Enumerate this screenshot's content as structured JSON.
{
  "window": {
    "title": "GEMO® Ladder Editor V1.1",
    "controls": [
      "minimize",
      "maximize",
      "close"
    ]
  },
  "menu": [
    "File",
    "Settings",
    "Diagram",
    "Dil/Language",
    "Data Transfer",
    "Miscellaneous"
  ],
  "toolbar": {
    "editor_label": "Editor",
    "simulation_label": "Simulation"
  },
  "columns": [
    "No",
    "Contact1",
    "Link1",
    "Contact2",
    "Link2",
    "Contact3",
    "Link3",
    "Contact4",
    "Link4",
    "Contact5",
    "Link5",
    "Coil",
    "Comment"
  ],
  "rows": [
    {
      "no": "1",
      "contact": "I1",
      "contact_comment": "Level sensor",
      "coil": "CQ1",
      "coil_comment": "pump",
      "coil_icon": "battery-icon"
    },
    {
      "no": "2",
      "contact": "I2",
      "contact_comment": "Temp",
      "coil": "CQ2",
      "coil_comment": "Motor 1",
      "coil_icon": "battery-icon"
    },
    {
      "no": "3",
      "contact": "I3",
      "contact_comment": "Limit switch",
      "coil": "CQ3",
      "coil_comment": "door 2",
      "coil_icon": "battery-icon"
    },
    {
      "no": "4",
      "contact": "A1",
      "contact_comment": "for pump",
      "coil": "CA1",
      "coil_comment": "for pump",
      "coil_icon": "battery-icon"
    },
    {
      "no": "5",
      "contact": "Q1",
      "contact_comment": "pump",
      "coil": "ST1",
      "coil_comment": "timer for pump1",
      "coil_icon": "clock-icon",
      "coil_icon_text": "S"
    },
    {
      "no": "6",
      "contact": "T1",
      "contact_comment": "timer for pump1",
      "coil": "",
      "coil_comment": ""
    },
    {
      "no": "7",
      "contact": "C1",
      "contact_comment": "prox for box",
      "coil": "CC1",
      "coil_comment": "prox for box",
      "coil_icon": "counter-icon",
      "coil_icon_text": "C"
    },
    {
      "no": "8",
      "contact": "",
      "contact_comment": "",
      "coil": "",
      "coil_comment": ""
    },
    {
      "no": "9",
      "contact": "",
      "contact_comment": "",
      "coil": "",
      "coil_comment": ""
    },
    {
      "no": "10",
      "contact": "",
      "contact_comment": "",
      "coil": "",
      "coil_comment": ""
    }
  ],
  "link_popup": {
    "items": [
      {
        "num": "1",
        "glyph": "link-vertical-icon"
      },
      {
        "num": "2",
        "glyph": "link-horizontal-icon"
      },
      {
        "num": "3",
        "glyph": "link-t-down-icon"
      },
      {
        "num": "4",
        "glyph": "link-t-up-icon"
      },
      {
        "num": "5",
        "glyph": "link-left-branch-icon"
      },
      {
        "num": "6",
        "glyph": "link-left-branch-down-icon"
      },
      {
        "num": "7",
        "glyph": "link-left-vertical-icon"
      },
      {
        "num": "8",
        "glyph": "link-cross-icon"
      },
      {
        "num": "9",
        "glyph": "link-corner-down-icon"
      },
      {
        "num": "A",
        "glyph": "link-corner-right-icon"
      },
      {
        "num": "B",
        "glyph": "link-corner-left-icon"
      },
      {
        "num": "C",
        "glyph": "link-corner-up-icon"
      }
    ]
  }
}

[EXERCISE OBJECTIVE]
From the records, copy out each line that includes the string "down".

[FINAL ANSWER]
        "glyph": "link-t-down-icon"
        "glyph": "link-left-branch-down-icon"
        "glyph": "link-corner-down-icon"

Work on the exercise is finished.